Chocolate Toxicity is Common
Like me, most dogs love chocolate. An Easter chocolate feeding frenzy usually makes me feel a little ill, but for dogs the consequences can be deadly. Unsurprisingly, Easter is the number one time of the year that vets see chocolate toxicity cases coming through the door. Thankfully, most cases are caught early enough for successful treatment. Also thankfully, chocolate-scented vomit is the least offensive of all vomits! I can remember one particular dog I saw that had just eaten a jumbo bag of m&ms. When we induced vomiting it was like a warm, chocolatey rainbow… Chocolate is also toxic to cats, but they don’t tend to go for it.
What Causes Chocolate Toxicity?
Chocolate, right? Well yes. But the type of chocolate is very important. The fat and sugar in chocolate can definitely cause a belly ache, or even pancreatitis. The main components that cause problems though are stimulants called methylxanthines, particularly theobromine. The darker the chocolate is, the higher the concentration of theobromine. This means baking chocolate is seriously dangerous to our pets. It’s followed closely by dark chocolate, then milk chocolate, and finally white chocolate. Any food containing cocoa poses a risk, as this is where the theobromine comes from.

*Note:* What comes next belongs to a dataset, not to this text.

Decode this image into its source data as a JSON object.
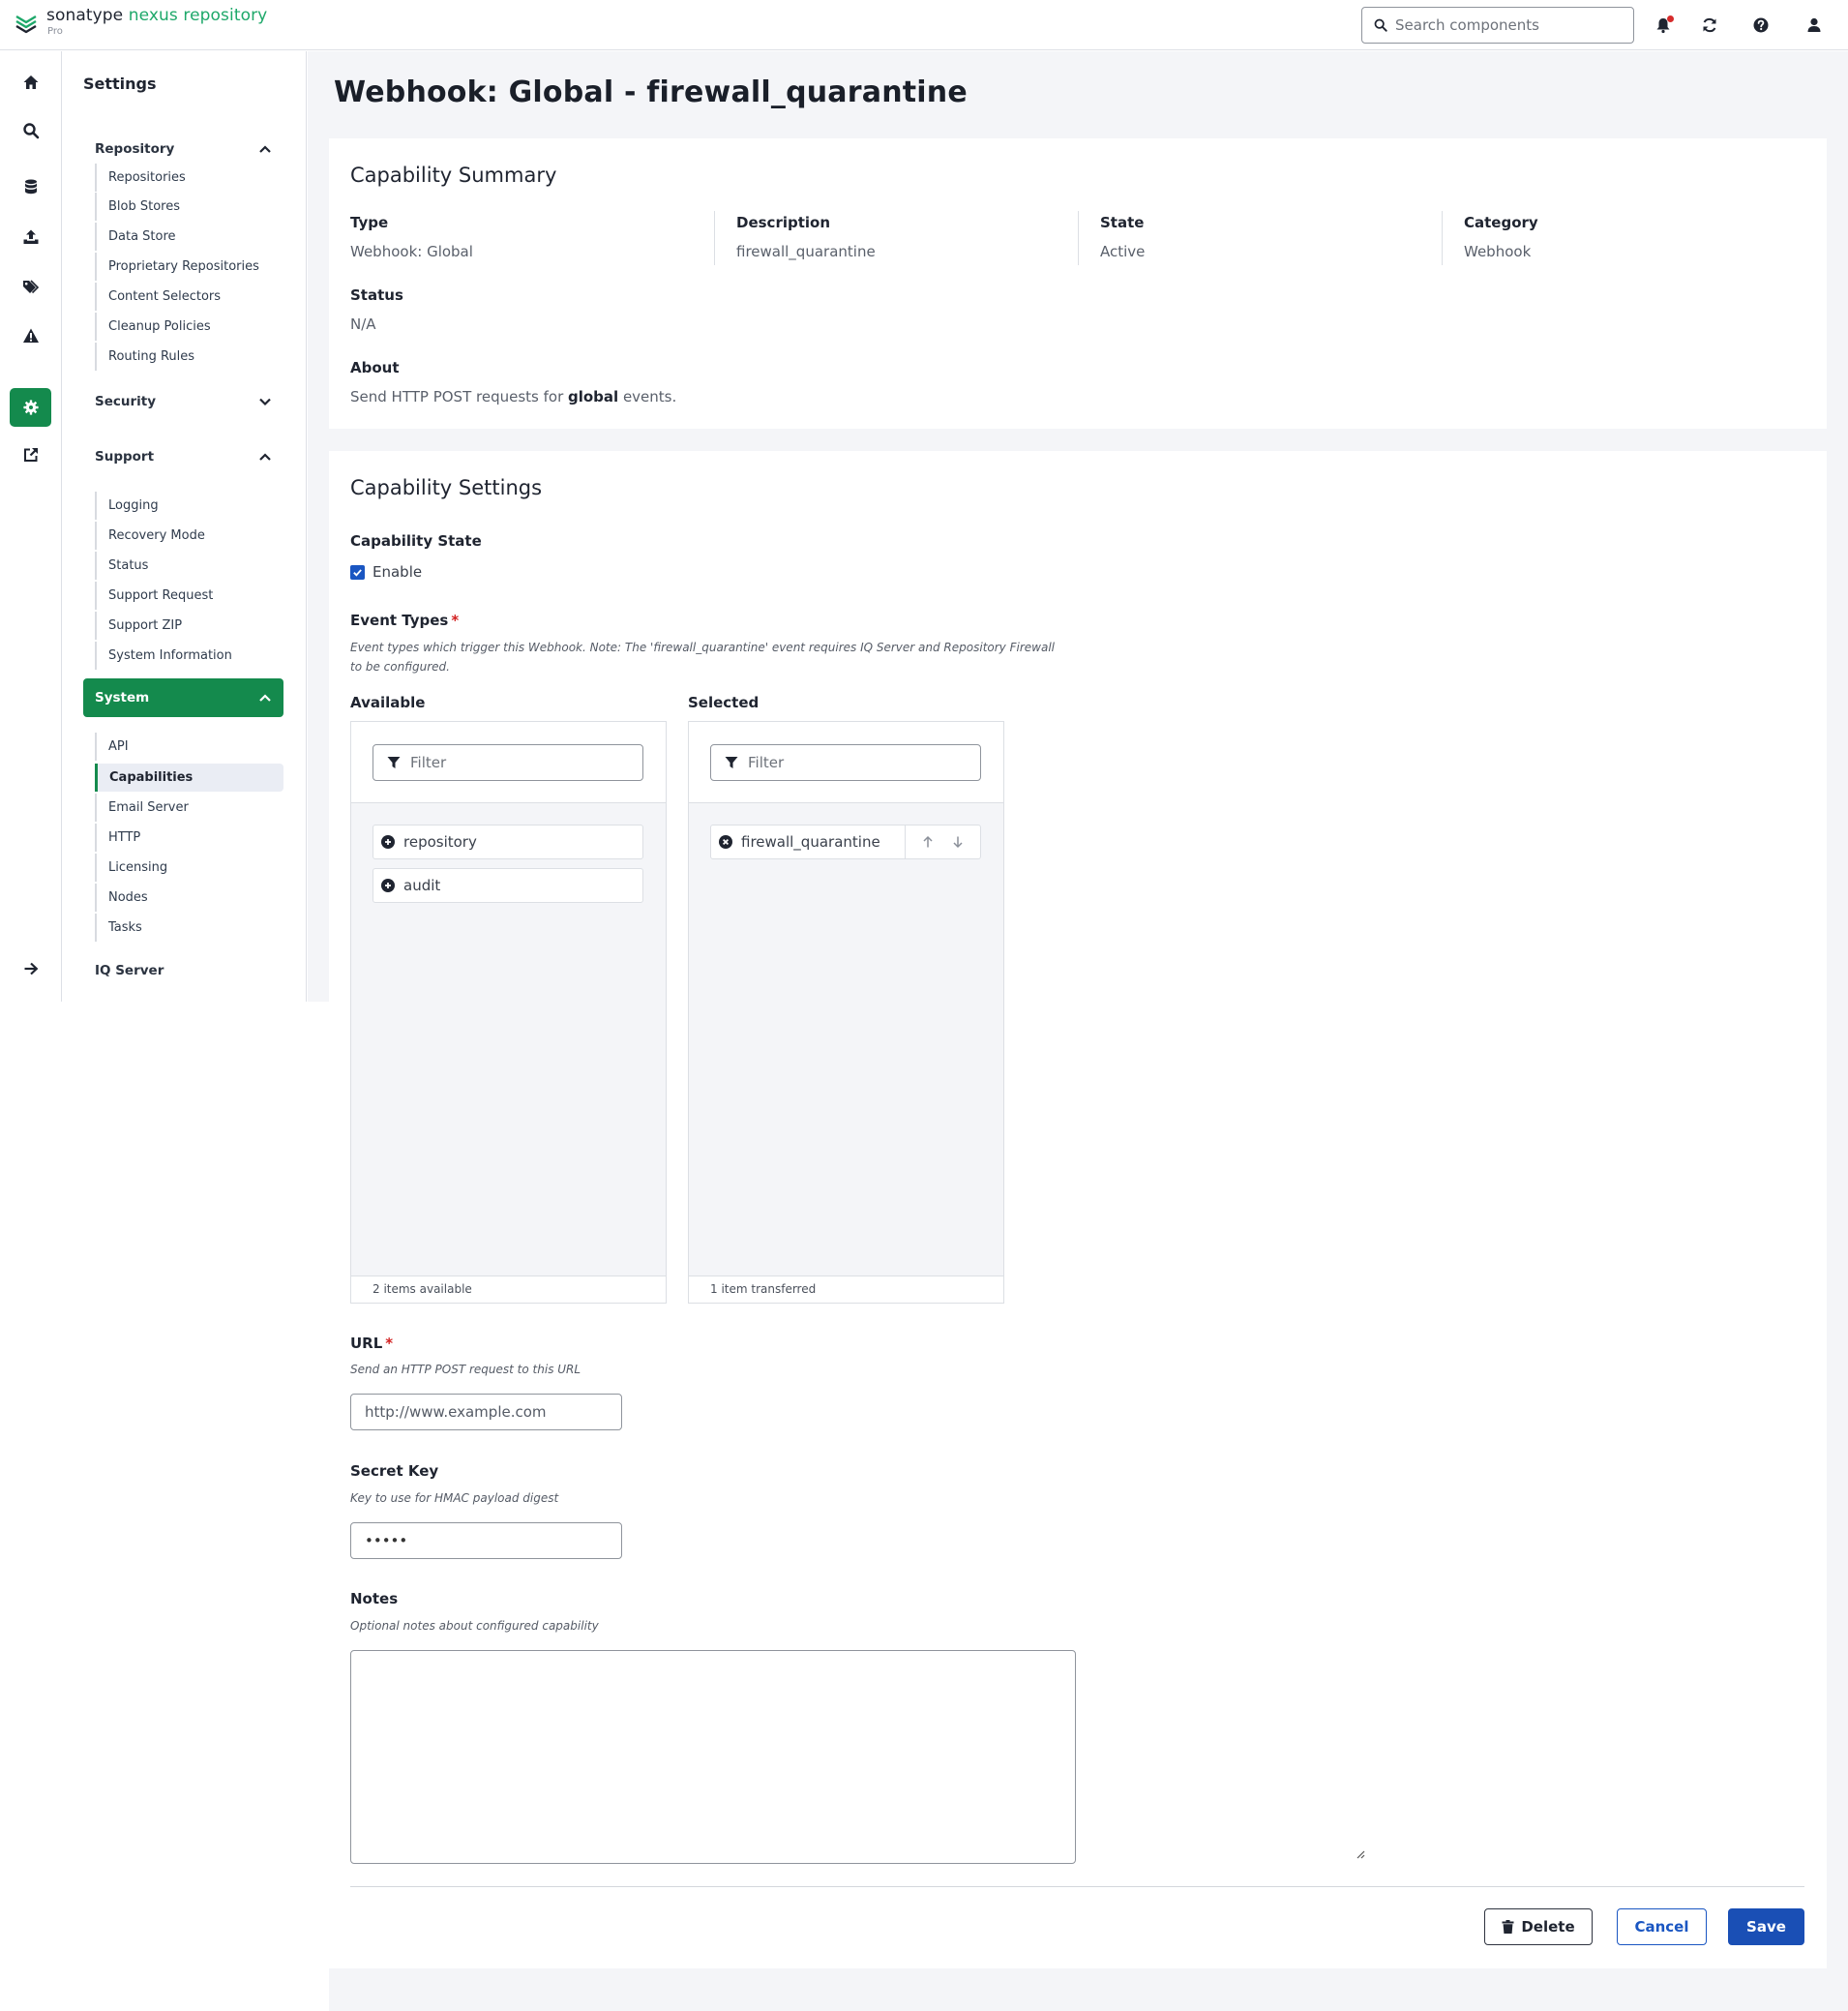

Here is a handy chocolate toxicity table with a guide to the amounts of different types of chocolate that are likely to make a dog sick.
Signs that Your Dog May have Chocolate Toxicity
I don’t know why this evil bunny was smiling… But don’t worry, I ate him.
Chocolate Toxicity Calculator
This is a useful calculator (for those of us using the metric system) that gives some basic information on what to expect based on the amount of chocolate your dog has consumed. Remember though, you should definitely contact your veterinarian if your dog has eaten chocolate.
And here’s a link to a chocolate toxicity calculator for my imperial friends.
What to do if your Dog has Eaten Some Chocolate
The best option is to contact your vet immediately, or the local emergency vet if it’s after hours. If you know approximately what your dog weighs and how much and what type of chocolate they have eaten, you will be able to get some advice over the phone. If you are advised to take your dog in, get there as soon as possible. If appropriate, the vet will induce emesis (vomiting) to remove as much chocolate from the stomach as possible. Medications may be given to help absorb any remaining chocolate in the gastrointestinal tract. If the chocolate was eaten too long ago and is already in your dog’s system, they will need to be hospitalised and supported though it for a few days.
I would strongly recommend you do not attempt to induce emesis yourself at home. There is too much potential for things to go wrong.
Happy Easter – Stay Safe!
If you’re enjoying that delicious Easter bunny and think about sharing a little with your four-legged friend, maybe reach for a dog treat instead.